Two studies examined whether implementation intentions, self-regulatory “if-then” plans, can alter social projection – people's tendency to automatically assume that other people share their attitudes. In Study 1 (N = 120), participants provided their attitudes on twenty items (e.g., “I like mechanics magazines”), and then formed either (1) a goal intention directed at reducing projection: “I will remember that other people are different!”, (2) the same goal intention followed by an implementation intention: “If I'm asked to estimate what percent of other people agree with me, then I will remember that other people are different!”, or (3) did not adopt any strategy (no-treatment control). Participants who formed an implementation intention were less likely to estimate that other people share their attitudes than did participants in the goal intention and control conditions. Study 2 (N = 268) replicated these results and additionally demonstrated that if-then plans can also increase projection. Overall, these findings indicate that if-then plans can be used to both decrease and increase social projection. Importantly, the latter finding is the first demonstration that implementation intentions can be used to intensify an existing automatic process. Thus, by forming implementation intentions, individuals can exercise dynamic control over nonconscious processes, that is, they can down-regulate as well as up-regulate such processes.

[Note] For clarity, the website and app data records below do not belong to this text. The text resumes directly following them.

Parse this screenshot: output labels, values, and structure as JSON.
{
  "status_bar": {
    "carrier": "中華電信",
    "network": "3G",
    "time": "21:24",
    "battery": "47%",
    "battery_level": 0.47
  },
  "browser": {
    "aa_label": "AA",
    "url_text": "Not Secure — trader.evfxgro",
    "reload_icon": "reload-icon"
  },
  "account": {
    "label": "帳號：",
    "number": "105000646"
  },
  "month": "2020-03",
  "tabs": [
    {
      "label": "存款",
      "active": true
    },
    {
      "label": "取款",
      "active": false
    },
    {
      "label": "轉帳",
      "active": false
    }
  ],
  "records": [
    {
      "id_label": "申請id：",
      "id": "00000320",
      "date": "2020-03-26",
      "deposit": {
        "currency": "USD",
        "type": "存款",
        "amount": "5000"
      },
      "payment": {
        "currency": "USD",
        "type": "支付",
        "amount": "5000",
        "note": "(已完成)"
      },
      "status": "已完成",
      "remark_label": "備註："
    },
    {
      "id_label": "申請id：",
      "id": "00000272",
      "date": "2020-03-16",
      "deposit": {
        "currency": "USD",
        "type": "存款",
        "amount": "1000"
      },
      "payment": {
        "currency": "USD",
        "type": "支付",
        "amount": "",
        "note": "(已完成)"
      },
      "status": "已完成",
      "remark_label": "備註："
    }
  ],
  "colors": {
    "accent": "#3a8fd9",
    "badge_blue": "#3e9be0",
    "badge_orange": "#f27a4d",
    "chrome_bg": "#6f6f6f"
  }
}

- False consensus
- Implementation intentions
ASJC Scopus subject areas
- Social Psychology
- Sociology and Political Science